Poor movement patterns develop from when we are young. We are highly adaptive, as is discussed in the book Cheating Mother Nature, what you need to know to beat chronic pain. Without an understanding of the musculoskeletal system, many tests are done for symptoms that can be easily explained and treated in a chiropractic office.
Body imbalances that result in numbness and tingling, which is medically referred to as neuropathy often occur in diabetics and in people who have had chemotherapy as well as people with autoimmune diseases.
Seeing a chiropractor first may eliminate the need for a painful and costly NCV test for nerve velocity, an upper or lower GI if the stomach complaints are from the abdominal muscles or the diaphragm (quite common) Many people who are athletic and get numbness when sitting or standing improve markedly when their body mechanics improve with chiropractic care.
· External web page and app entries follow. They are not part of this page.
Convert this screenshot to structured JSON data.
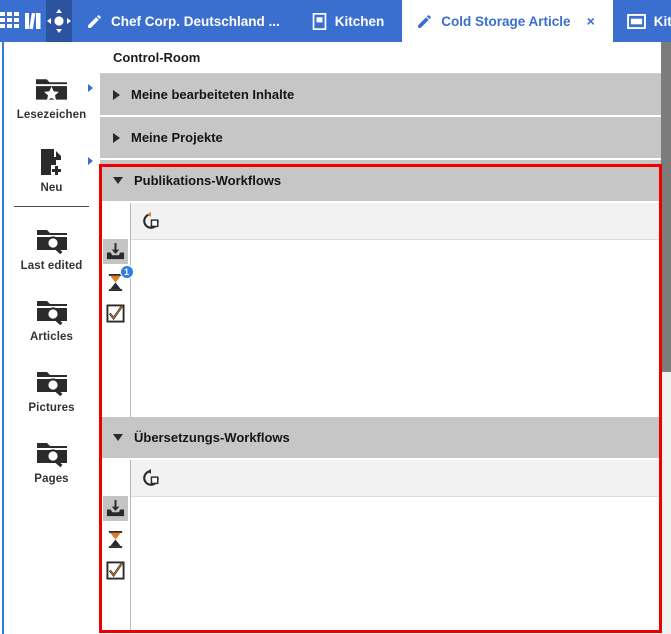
{
  "topbar": {
    "background": "#3b6fcf",
    "active_background": "#2b53a0",
    "icons": [
      {
        "name": "apps-grid-icon",
        "label": "Apps"
      },
      {
        "name": "library-books-icon",
        "label": "Library"
      },
      {
        "name": "control-room-navigator-icon",
        "label": "Control Room"
      }
    ],
    "tabs": [
      {
        "label": "Chef Corp. Deutschland ...",
        "icon": "pencil-icon",
        "active": false,
        "closable": false
      },
      {
        "label": "Kitchen",
        "icon": "document-icon",
        "active": false,
        "closable": false
      },
      {
        "label": "Cold Storage Article",
        "icon": "pencil-icon",
        "active": true,
        "closable": true,
        "close_label": "×"
      },
      {
        "label": "Kit",
        "icon": "window-icon",
        "active": false,
        "closable": false
      }
    ]
  },
  "sidebar": {
    "items": [
      {
        "label": "Lesezeichen",
        "icon": "folder-star-icon",
        "has_arrow": true
      },
      {
        "label": "Neu",
        "icon": "page-plus-icon",
        "has_arrow": true
      },
      {
        "label": "Last edited",
        "icon": "folder-search-icon",
        "has_arrow": false
      },
      {
        "label": "Articles",
        "icon": "folder-search-icon",
        "has_arrow": false
      },
      {
        "label": "Pictures",
        "icon": "folder-search-icon",
        "has_arrow": false
      },
      {
        "label": "Pages",
        "icon": "folder-search-icon",
        "has_arrow": false
      }
    ]
  },
  "main": {
    "breadcrumb": "Control-Room",
    "sections": [
      {
        "title": "Meine bearbeiteten Inhalte",
        "expanded": false
      },
      {
        "title": "Meine Projekte",
        "expanded": false
      },
      {
        "title": "Publikations-Workflows",
        "expanded": true,
        "toolbar": [
          {
            "name": "refresh-icon",
            "label": "Refresh"
          }
        ],
        "tabs": [
          {
            "name": "inbox-tray-icon",
            "label": "Inbox",
            "selected": true,
            "badge": null
          },
          {
            "name": "hourglass-icon",
            "label": "Pending",
            "selected": false,
            "badge": "1"
          },
          {
            "name": "checkbox-checked-icon",
            "label": "Done",
            "selected": false,
            "badge": null
          }
        ],
        "rows": []
      },
      {
        "title": "Übersetzungs-Workflows",
        "expanded": true,
        "toolbar": [
          {
            "name": "refresh-icon",
            "label": "Refresh"
          }
        ],
        "tabs": [
          {
            "name": "inbox-tray-icon",
            "label": "Inbox",
            "selected": true,
            "badge": null
          },
          {
            "name": "hourglass-icon",
            "label": "Pending",
            "selected": false,
            "badge": null
          },
          {
            "name": "checkbox-checked-icon",
            "label": "Done",
            "selected": false,
            "badge": null
          }
        ],
        "rows": []
      }
    ]
  },
  "highlight": {
    "color": "#ee0000",
    "target": "Publikations-Workflows and Übersetzungs-Workflows panels"
  },
  "scrollbar": {
    "thumb_color": "#7c7c7c",
    "track_color": "#f0f0f0"
  }
}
A typical first chiropractic visit in our office consists of a complete history, evaluation, treatment (manipulation, myofascial release) and foot orthotics may be recommended if the problem requires a structural fix from the ground up. Follow -up visits will track your progress and we use active evaluation methods to test your body mechanics and make sure your physical abilities improve which results in less pain, tightness and fewer exacerbations in the future. Once you have achieved your goals, you are released from care. Many patients understand that periodic visits with a chiropractor keeps them feeling and functioning great.
Seeing a chiropractor first, as Optum healthcare has the data to show saves on costs, unnecessary tests and treatments and improves patient satisfaction for neck, back, shoulder, hip and knee problems. Many of these problems are actually problems of movement and chiropractors use multiple methods that the Annals of Internal Medicine 2017 February edition suggested are helpful for lower back pain and they are a one stop shop for most back pain patients.
Who should you consider seeing first for neuropathy, and symptoms of numbness and tingling? All roads lead to the chiropractor.